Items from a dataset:
○ ○ ○ ○ ○
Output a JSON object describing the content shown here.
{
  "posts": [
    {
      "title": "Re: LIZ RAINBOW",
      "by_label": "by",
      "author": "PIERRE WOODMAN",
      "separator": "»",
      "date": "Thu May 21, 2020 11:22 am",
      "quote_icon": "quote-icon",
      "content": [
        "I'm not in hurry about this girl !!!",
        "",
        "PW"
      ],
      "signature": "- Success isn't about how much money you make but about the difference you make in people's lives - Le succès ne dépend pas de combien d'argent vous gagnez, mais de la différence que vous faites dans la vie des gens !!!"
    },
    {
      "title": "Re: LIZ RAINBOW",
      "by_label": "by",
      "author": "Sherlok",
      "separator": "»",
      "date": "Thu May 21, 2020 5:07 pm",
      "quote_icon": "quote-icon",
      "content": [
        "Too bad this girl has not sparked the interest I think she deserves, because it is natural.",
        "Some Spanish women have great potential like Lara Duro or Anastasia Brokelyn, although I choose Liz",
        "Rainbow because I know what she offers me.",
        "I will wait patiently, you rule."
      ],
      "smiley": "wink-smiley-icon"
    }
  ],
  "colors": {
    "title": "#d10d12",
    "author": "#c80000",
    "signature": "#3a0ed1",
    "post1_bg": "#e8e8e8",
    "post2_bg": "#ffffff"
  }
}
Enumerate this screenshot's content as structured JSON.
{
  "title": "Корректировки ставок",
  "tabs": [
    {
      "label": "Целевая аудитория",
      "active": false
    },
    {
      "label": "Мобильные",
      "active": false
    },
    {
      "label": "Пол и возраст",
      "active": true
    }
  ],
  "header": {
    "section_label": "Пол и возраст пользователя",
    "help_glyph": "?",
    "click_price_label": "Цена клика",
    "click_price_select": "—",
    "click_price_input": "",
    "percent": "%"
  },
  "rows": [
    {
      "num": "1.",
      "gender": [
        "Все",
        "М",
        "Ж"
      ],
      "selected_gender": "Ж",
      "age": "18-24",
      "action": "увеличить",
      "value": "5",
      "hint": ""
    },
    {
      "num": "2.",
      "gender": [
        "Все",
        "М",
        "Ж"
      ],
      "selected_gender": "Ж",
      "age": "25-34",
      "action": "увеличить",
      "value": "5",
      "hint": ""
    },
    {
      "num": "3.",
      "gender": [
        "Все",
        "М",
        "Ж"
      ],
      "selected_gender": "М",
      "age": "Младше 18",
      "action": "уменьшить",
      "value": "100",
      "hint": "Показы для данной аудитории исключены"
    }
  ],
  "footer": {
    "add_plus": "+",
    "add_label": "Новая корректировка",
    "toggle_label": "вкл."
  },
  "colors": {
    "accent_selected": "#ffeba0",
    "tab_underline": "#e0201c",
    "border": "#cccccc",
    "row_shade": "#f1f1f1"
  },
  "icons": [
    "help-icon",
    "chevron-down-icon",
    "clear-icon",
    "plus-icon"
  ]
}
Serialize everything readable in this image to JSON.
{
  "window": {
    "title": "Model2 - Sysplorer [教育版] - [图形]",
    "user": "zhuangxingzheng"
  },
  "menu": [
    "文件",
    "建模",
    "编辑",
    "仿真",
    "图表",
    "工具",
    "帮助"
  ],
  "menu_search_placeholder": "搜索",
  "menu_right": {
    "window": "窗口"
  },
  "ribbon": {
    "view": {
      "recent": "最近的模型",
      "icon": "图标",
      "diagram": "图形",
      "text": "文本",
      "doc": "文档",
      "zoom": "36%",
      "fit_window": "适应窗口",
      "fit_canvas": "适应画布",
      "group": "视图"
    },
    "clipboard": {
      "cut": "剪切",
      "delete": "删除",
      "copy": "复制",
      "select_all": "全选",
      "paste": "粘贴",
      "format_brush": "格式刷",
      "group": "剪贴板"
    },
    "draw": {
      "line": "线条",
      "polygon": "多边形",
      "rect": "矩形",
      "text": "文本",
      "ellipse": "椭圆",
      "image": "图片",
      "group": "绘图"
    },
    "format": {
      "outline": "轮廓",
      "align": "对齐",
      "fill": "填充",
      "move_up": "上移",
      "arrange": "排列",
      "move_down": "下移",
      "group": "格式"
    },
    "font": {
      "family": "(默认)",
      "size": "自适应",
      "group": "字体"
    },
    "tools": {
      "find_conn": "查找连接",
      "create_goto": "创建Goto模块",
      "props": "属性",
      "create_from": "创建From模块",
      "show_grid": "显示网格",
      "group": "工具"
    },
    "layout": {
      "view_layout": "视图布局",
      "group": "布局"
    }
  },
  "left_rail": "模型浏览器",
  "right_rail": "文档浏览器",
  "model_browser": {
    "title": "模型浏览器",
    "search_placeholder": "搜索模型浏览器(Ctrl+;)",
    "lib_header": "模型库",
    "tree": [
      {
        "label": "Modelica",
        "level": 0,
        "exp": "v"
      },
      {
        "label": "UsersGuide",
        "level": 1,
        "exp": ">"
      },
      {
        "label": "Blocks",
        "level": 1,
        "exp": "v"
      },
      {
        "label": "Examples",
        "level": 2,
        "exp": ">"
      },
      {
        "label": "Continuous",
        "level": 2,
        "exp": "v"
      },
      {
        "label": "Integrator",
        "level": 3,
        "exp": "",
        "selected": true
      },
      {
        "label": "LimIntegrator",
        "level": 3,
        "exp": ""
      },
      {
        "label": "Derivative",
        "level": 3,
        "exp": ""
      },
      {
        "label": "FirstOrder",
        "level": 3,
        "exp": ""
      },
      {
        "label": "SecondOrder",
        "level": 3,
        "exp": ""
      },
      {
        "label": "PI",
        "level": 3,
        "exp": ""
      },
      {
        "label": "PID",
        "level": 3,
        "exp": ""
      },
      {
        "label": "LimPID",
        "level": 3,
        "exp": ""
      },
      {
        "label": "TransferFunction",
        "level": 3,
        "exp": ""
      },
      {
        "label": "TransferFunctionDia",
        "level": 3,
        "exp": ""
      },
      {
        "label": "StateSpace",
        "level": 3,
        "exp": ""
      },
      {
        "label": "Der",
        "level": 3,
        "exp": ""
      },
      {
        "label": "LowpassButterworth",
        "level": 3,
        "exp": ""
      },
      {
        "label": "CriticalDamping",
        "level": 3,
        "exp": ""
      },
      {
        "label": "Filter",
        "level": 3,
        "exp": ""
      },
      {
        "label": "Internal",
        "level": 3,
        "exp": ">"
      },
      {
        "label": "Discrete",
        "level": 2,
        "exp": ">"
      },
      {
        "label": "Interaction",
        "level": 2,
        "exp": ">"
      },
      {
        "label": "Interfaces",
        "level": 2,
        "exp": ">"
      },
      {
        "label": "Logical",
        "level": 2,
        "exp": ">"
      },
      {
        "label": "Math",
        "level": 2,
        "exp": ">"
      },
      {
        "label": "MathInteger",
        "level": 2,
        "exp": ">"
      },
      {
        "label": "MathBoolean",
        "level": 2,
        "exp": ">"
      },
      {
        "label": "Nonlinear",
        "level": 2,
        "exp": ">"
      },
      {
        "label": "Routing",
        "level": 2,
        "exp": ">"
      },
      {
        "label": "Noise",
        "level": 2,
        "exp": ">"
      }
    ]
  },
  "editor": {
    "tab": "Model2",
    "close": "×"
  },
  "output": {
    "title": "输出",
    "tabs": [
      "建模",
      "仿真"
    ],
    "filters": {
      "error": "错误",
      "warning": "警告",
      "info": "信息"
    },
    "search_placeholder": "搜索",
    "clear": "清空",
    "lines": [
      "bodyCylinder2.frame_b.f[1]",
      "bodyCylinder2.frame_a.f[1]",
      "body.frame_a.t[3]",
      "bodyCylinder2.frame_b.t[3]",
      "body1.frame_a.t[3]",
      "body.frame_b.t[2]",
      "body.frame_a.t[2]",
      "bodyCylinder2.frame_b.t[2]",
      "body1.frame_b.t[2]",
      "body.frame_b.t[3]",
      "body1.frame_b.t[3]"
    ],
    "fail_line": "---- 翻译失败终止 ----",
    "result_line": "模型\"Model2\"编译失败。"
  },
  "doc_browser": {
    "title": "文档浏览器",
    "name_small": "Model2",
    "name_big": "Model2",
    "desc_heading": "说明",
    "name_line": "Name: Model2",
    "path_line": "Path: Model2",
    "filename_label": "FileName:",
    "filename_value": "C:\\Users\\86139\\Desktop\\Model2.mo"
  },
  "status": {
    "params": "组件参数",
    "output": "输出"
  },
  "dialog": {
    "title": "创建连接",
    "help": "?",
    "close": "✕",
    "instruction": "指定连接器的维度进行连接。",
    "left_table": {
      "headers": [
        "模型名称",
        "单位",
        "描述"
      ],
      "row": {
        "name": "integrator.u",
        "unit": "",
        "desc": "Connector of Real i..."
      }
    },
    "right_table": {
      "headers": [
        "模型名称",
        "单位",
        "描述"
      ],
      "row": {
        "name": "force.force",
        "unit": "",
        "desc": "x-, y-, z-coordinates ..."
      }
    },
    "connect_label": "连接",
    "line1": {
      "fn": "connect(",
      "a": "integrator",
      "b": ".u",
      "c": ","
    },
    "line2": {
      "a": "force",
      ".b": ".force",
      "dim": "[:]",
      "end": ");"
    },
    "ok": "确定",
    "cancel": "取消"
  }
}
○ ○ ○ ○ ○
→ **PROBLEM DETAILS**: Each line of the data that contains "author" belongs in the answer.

→ **EXERCISE ANSWER**:
      "author": "PIERRE WOODMAN",
      "author": "Sherlok",
    "author": "#c80000",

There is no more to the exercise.